### Exercise description:
Every entry must reappear in your answer exactly as written, though its pictures must not.

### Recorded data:
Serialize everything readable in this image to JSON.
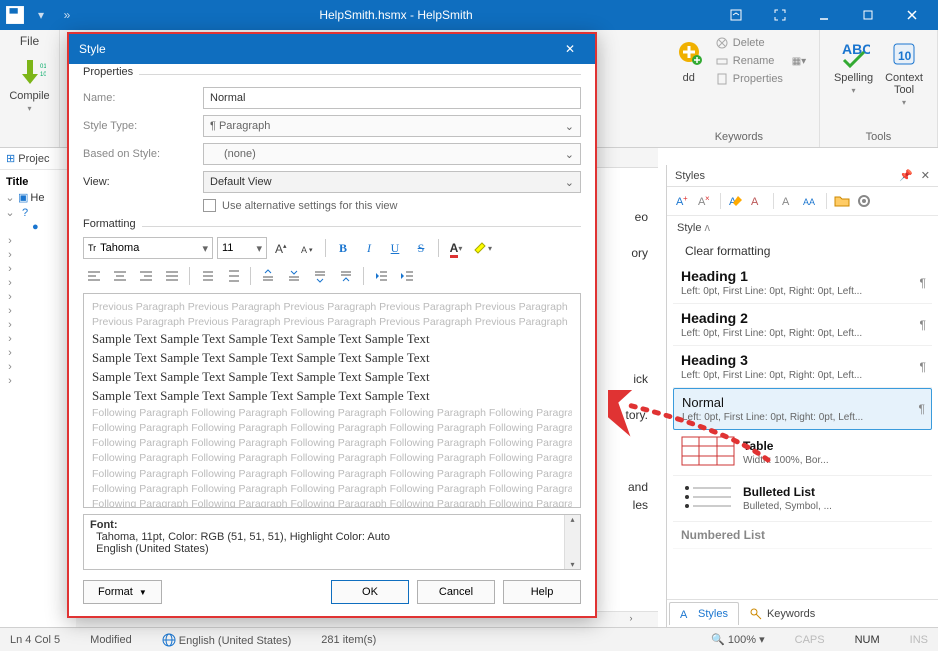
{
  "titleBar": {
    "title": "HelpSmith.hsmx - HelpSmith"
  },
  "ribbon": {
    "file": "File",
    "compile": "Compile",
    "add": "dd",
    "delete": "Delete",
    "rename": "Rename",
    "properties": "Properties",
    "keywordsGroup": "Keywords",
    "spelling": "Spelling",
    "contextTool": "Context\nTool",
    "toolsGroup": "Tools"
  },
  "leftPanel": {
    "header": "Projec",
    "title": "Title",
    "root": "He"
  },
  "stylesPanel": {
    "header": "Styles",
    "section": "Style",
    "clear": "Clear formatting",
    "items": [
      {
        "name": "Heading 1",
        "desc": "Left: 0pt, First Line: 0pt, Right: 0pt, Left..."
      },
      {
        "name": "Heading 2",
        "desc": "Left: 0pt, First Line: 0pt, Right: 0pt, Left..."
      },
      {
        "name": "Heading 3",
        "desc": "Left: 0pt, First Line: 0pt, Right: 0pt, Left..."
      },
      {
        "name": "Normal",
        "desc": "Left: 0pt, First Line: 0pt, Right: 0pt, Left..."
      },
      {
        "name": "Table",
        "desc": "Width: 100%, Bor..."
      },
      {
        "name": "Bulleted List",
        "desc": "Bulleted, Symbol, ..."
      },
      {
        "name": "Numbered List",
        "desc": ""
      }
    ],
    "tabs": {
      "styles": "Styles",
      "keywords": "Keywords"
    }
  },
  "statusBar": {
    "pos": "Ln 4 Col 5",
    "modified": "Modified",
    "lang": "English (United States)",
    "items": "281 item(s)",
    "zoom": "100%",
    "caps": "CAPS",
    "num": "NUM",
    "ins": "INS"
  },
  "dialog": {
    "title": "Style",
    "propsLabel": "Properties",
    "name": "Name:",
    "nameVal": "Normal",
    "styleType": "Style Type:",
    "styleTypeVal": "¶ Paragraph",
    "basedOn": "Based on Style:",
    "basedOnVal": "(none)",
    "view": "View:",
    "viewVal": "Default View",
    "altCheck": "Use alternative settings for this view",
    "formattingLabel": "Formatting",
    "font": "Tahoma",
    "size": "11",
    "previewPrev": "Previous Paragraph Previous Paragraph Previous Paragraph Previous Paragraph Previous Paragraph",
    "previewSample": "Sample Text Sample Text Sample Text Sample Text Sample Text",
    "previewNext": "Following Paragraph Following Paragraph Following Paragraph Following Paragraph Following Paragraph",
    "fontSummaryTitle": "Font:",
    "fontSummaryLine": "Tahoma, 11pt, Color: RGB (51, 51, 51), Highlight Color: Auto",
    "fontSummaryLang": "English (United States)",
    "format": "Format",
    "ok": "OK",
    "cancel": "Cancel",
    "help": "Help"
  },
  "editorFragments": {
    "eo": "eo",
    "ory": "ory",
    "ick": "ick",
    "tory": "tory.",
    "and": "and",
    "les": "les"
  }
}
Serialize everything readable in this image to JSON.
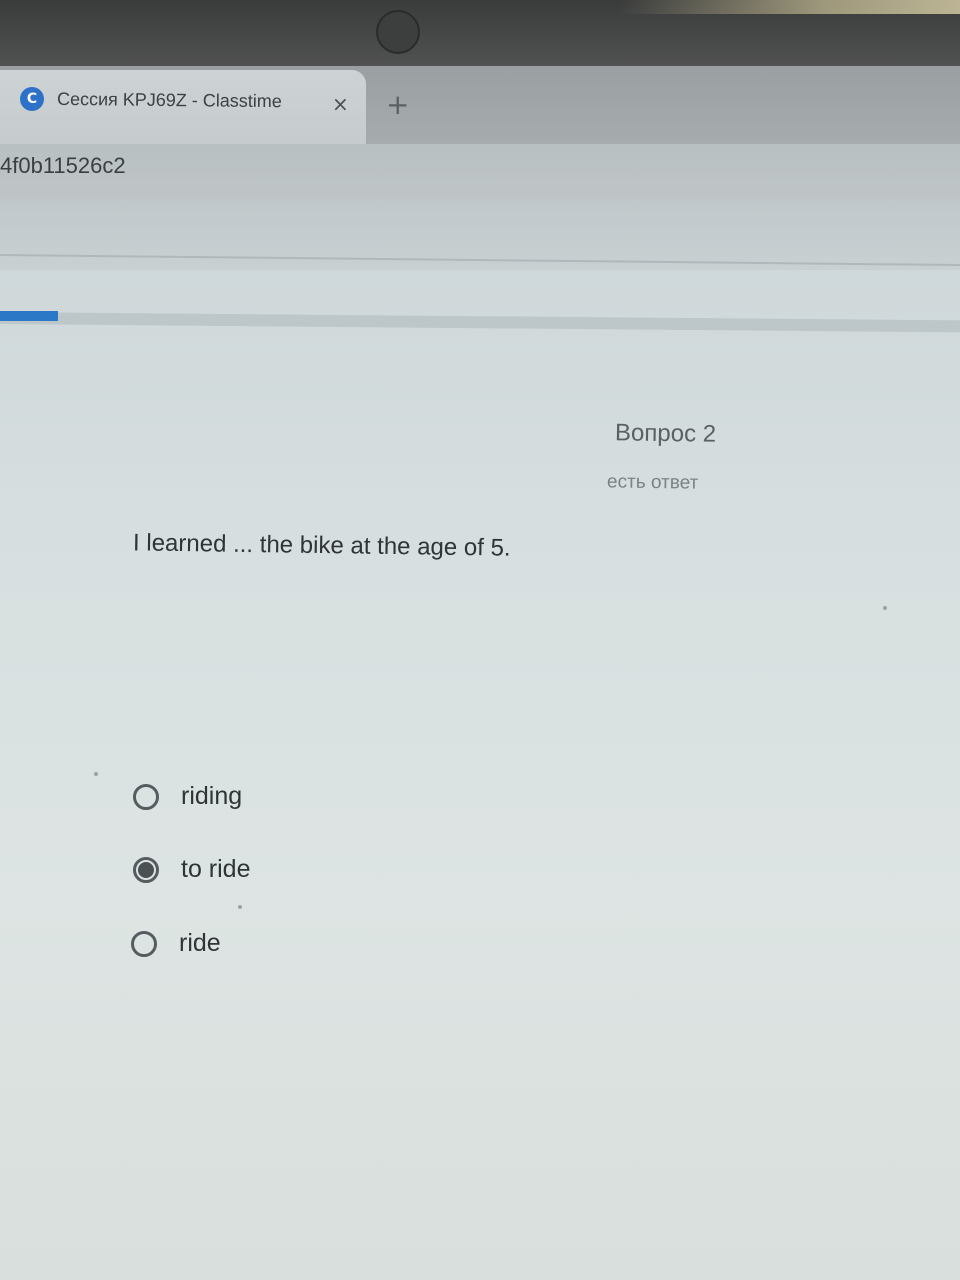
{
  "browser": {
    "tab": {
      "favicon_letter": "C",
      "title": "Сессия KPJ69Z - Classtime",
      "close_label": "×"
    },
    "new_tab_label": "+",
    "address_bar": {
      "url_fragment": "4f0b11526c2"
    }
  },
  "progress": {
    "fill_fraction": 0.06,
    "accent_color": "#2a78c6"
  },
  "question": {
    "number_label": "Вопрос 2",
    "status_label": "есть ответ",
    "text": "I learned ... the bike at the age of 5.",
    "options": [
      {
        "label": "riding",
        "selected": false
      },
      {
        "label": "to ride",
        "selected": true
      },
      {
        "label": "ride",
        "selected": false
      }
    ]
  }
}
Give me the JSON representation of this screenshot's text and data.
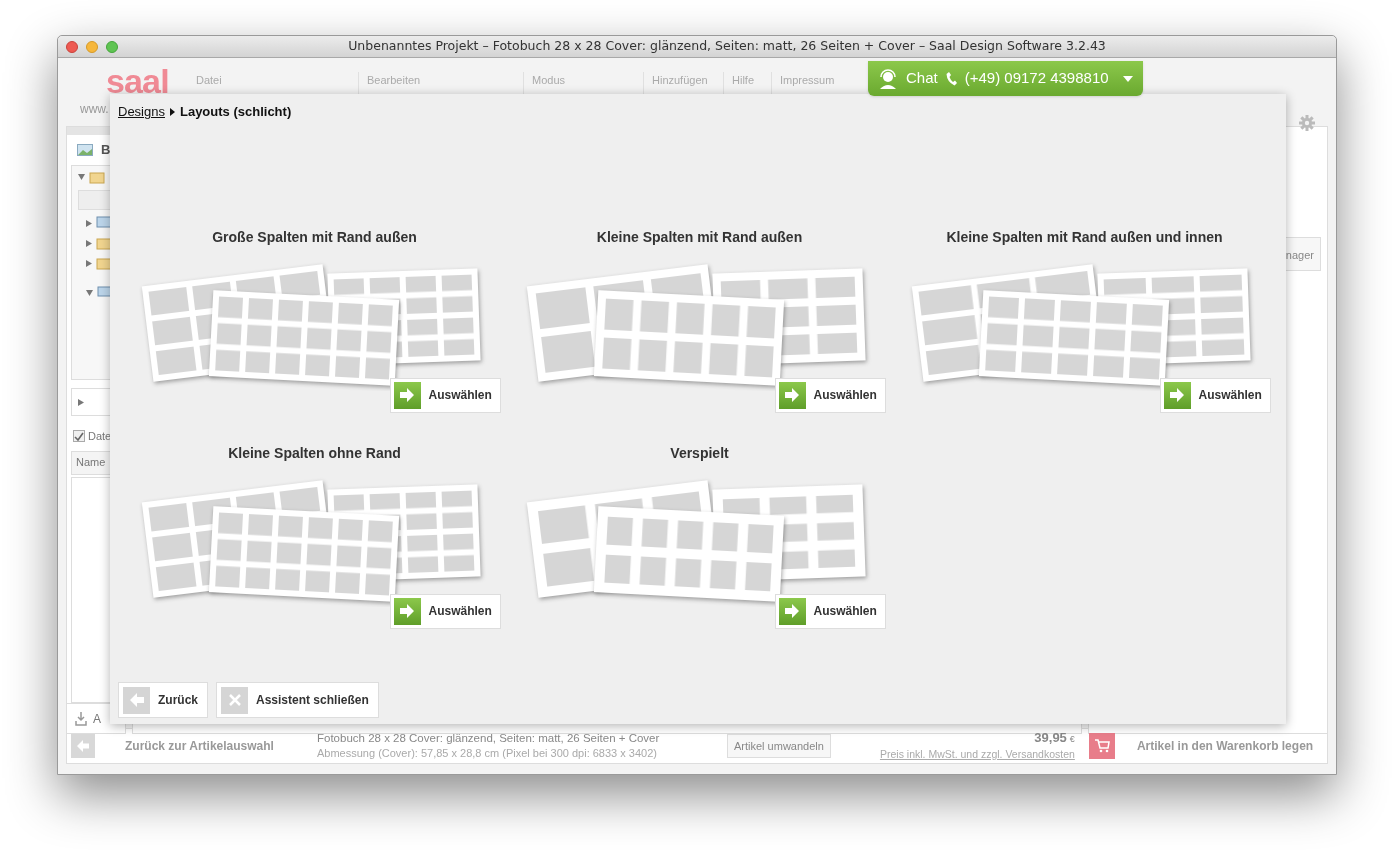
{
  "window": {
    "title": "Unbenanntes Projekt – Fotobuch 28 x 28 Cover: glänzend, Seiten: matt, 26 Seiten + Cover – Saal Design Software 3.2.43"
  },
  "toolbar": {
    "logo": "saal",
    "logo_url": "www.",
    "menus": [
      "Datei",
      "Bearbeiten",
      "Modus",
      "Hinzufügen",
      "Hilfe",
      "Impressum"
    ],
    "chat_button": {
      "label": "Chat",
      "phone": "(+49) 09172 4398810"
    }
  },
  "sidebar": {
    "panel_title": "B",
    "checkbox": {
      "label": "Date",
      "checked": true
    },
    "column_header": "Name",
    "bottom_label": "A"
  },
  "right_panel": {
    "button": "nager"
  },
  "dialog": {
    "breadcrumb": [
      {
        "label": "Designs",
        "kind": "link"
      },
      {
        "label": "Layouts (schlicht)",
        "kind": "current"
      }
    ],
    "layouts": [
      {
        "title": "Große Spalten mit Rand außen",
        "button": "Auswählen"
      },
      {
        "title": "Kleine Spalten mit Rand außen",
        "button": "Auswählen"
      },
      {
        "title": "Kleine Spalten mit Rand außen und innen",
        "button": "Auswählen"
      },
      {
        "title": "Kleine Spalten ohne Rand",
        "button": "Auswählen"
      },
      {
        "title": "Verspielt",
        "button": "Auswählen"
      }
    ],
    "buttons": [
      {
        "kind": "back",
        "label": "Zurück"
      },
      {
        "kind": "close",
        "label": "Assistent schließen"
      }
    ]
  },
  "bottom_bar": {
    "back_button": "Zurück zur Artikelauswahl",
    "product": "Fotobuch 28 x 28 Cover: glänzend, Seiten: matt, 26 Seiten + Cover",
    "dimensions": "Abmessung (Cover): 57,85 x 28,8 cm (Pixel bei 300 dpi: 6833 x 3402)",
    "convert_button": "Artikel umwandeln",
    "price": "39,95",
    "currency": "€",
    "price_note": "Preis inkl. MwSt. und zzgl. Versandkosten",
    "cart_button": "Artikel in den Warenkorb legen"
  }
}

### Problem solution:
Serialize everything readable in this image to JSON.
{
  "titleBar": {
    "title": "HelpSmith.hsmx - HelpSmith"
  },
  "ribbon": {
    "file": "File",
    "compile": "Compile",
    "add": "dd",
    "delete": "Delete",
    "rename": "Rename",
    "properties": "Properties",
    "keywordsGroup": "Keywords",
    "spelling": "Spelling",
    "contextTool": "Context\nTool",
    "toolsGroup": "Tools"
  },
  "leftPanel": {
    "header": "Projec",
    "title": "Title",
    "root": "He"
  },
  "stylesPanel": {
    "header": "Styles",
    "section": "Style",
    "clear": "Clear formatting",
    "items": [
      {
        "name": "Heading 1",
        "desc": "Left: 0pt, First Line: 0pt, Right: 0pt, Left..."
      },
      {
        "name": "Heading 2",
        "desc": "Left: 0pt, First Line: 0pt, Right: 0pt, Left..."
      },
      {
        "name": "Heading 3",
        "desc": "Left: 0pt, First Line: 0pt, Right: 0pt, Left..."
      },
      {
        "name": "Normal",
        "desc": "Left: 0pt, First Line: 0pt, Right: 0pt, Left..."
      },
      {
        "name": "Table",
        "desc": "Width: 100%, Bor..."
      },
      {
        "name": "Bulleted List",
        "desc": "Bulleted, Symbol, ..."
      },
      {
        "name": "Numbered List",
        "desc": ""
      }
    ],
    "tabs": {
      "styles": "Styles",
      "keywords": "Keywords"
    }
  },
  "statusBar": {
    "pos": "Ln 4 Col 5",
    "modified": "Modified",
    "lang": "English (United States)",
    "items": "281 item(s)",
    "zoom": "100%",
    "caps": "CAPS",
    "num": "NUM",
    "ins": "INS"
  },
  "dialog": {
    "title": "Style",
    "propsLabel": "Properties",
    "name": "Name:",
    "nameVal": "Normal",
    "styleType": "Style Type:",
    "styleTypeVal": "¶ Paragraph",
    "basedOn": "Based on Style:",
    "basedOnVal": "(none)",
    "view": "View:",
    "viewVal": "Default View",
    "altCheck": "Use alternative settings for this view",
    "formattingLabel": "Formatting",
    "font": "Tahoma",
    "size": "11",
    "previewPrev": "Previous Paragraph Previous Paragraph Previous Paragraph Previous Paragraph Previous Paragraph",
    "previewSample": "Sample Text Sample Text Sample Text Sample Text Sample Text",
    "previewNext": "Following Paragraph Following Paragraph Following Paragraph Following Paragraph Following Paragraph",
    "fontSummaryTitle": "Font:",
    "fontSummaryLine": "Tahoma, 11pt, Color: RGB (51, 51, 51), Highlight Color: Auto",
    "fontSummaryLang": "English (United States)",
    "format": "Format",
    "ok": "OK",
    "cancel": "Cancel",
    "help": "Help"
  },
  "editorFragments": {
    "eo": "eo",
    "ory": "ory",
    "ick": "ick",
    "tory": "tory.",
    "and": "and",
    "les": "les"
  }
}
Serialize everything readable in this image to JSON.
{
  "browser": {
    "tab": {
      "favicon_letter": "C",
      "title": "Сессия KPJ69Z - Classtime",
      "close_label": "×"
    },
    "new_tab_label": "+",
    "address_bar": {
      "url_fragment": "4f0b11526c2"
    }
  },
  "progress": {
    "fill_fraction": 0.06,
    "accent_color": "#2a78c6"
  },
  "question": {
    "number_label": "Вопрос 2",
    "status_label": "есть ответ",
    "text": "I learned ... the bike at the age of 5.",
    "options": [
      {
        "label": "riding",
        "selected": false
      },
      {
        "label": "to ride",
        "selected": true
      },
      {
        "label": "ride",
        "selected": false
      }
    ]
  }
}
Give me the JSON representation of this screenshot's text and data.
{
  "window": {
    "title": "Unbenanntes Projekt – Fotobuch 28 x 28 Cover: glänzend, Seiten: matt, 26 Seiten + Cover – Saal Design Software 3.2.43"
  },
  "toolbar": {
    "logo": "saal",
    "logo_url": "www.",
    "menus": [
      "Datei",
      "Bearbeiten",
      "Modus",
      "Hinzufügen",
      "Hilfe",
      "Impressum"
    ],
    "chat_button": {
      "label": "Chat",
      "phone": "(+49) 09172 4398810"
    }
  },
  "sidebar": {
    "panel_title": "B",
    "checkbox": {
      "label": "Date",
      "checked": true
    },
    "column_header": "Name",
    "bottom_label": "A"
  },
  "right_panel": {
    "button": "nager"
  },
  "dialog": {
    "breadcrumb": [
      {
        "label": "Designs",
        "kind": "link"
      },
      {
        "label": "Layouts (schlicht)",
        "kind": "current"
      }
    ],
    "layouts": [
      {
        "title": "Große Spalten mit Rand außen",
        "button": "Auswählen"
      },
      {
        "title": "Kleine Spalten mit Rand außen",
        "button": "Auswählen"
      },
      {
        "title": "Kleine Spalten mit Rand außen und innen",
        "button": "Auswählen"
      },
      {
        "title": "Kleine Spalten ohne Rand",
        "button": "Auswählen"
      },
      {
        "title": "Verspielt",
        "button": "Auswählen"
      }
    ],
    "buttons": [
      {
        "kind": "back",
        "label": "Zurück"
      },
      {
        "kind": "close",
        "label": "Assistent schließen"
      }
    ]
  },
  "bottom_bar": {
    "back_button": "Zurück zur Artikelauswahl",
    "product": "Fotobuch 28 x 28 Cover: glänzend, Seiten: matt, 26 Seiten + Cover",
    "dimensions": "Abmessung (Cover): 57,85 x 28,8 cm (Pixel bei 300 dpi: 6833 x 3402)",
    "convert_button": "Artikel umwandeln",
    "price": "39,95",
    "currency": "€",
    "price_note": "Preis inkl. MwSt. und zzgl. Versandkosten",
    "cart_button": "Artikel in den Warenkorb legen"
  }
}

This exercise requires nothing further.